As we started thinking about a vehicle we could live in with the cats we began to look more and more at a Class A in the 30 foot range. From our research we made the decision to look at two manufacturers, Tiffin and Newmar because they seem to consistently offer great quality. We found the Newmar display first and went from coach to coach making comparisons. Specifically, we were there to see the “BayStar” line, but, that didn’t stop us from going through some of the much more expensive models as well. With the slides out the interior of the BayStars are very roomy. There are lots of seating options, lots of storage space as well as lots of places for the cats to perch and look out a window. We were very impressed though we began to notice in all the Newmars that the depth of the kitchen cabinets made it hard to use the counter surface. I felt like I would hit my head while trying to cut up vegetables or use the sink. After a fast couple hours touring their motorhomes we made our way to Tiffin’s display at the very back of the show. We wanted to look at a model called the Allegro. Again, a very spacious interior with the slides out, more carved moldings, a much more useable kitchen counter and something different. Every Tiffin has a small window at floor level on the passenger side for a dog (or cat) to see out. After touring a few versions of the Allegro we made our way to the last manufacturer we came to see.

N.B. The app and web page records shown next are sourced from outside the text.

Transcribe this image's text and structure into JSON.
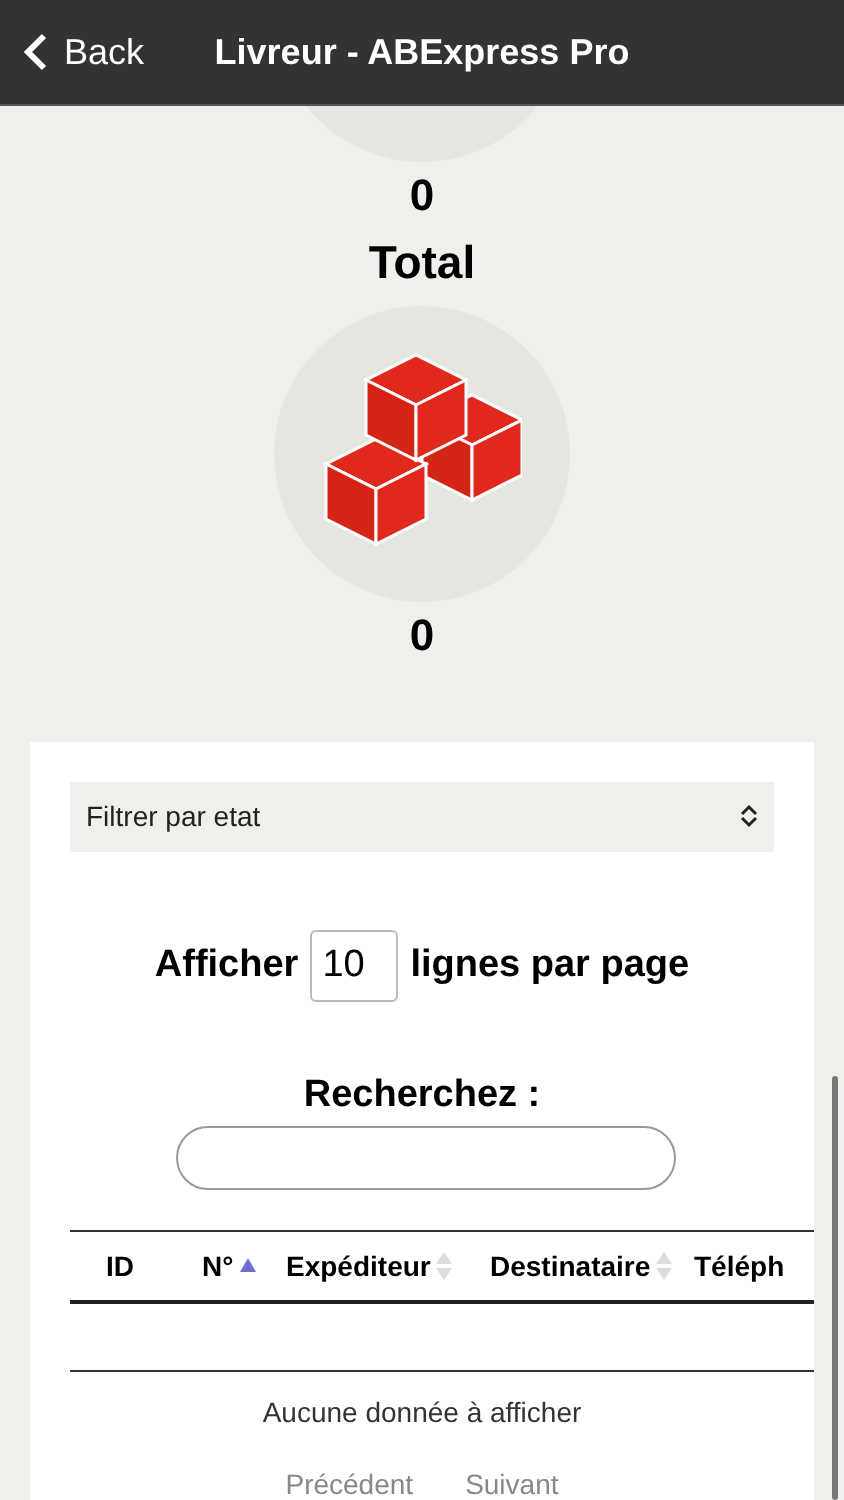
{
  "nav_bar": {
    "back_label": "Back",
    "title": "Livreur - ABExpress Pro"
  },
  "stats": [
    {
      "kind": "cropped",
      "value": "0"
    },
    {
      "kind": "full",
      "label": "Total",
      "value": "0"
    }
  ],
  "panel": {
    "filter": {
      "placeholder": "Filtrer par etat"
    },
    "page_size": {
      "prefix": "Afficher",
      "value": "10",
      "suffix": "lignes par page"
    },
    "search": {
      "label": "Recherchez :"
    },
    "table": {
      "columns": [
        {
          "label": "ID"
        },
        {
          "label": "N°",
          "sorted": true
        },
        {
          "label": "Expéditeur",
          "sorted": false
        },
        {
          "label": "Destinataire",
          "sorted": false
        },
        {
          "label": "Téléph"
        }
      ],
      "empty_message": "Aucune donnée à afficher"
    },
    "pager": [
      "Précédent",
      "Suivant"
    ]
  }
}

Leisure Travel Vans are built in Canada. They are 25 foot class C’s built on a Mercedes Sprinter chassis. Because they take so long to build dealerships rarely have them on their lot unless someone has not yet picked up the coach they ordered. This was our best chance to see all the models they make. We spent a long time going through each one, comparing floor plans and features. The interesting thing about them is how multifunctional the interior is. Two of the models feature a larger than queen size Murphy bed which folds down over a seating area that converts from a couch to a dinette when the bed is up. One model features a second couch in the rear with an ottoman that rolls out from underneath. No space is wasted and the quality of the fit and finish is outstanding.
By the end of day two we felt like we had seen everything we came to see and a lot we really didn’t expect. We learned a lot about the different manufacturers and the varying quality of the rv’s. We had also seen performing pirates, a cowboy in a wagon pulled by a mechanical armadillo, a pipe and drum marching band, a man on stilts and even more entertaining we had several experiences with rv salesmen. Dealing with them has been a learning experience and is worthy of its own future post.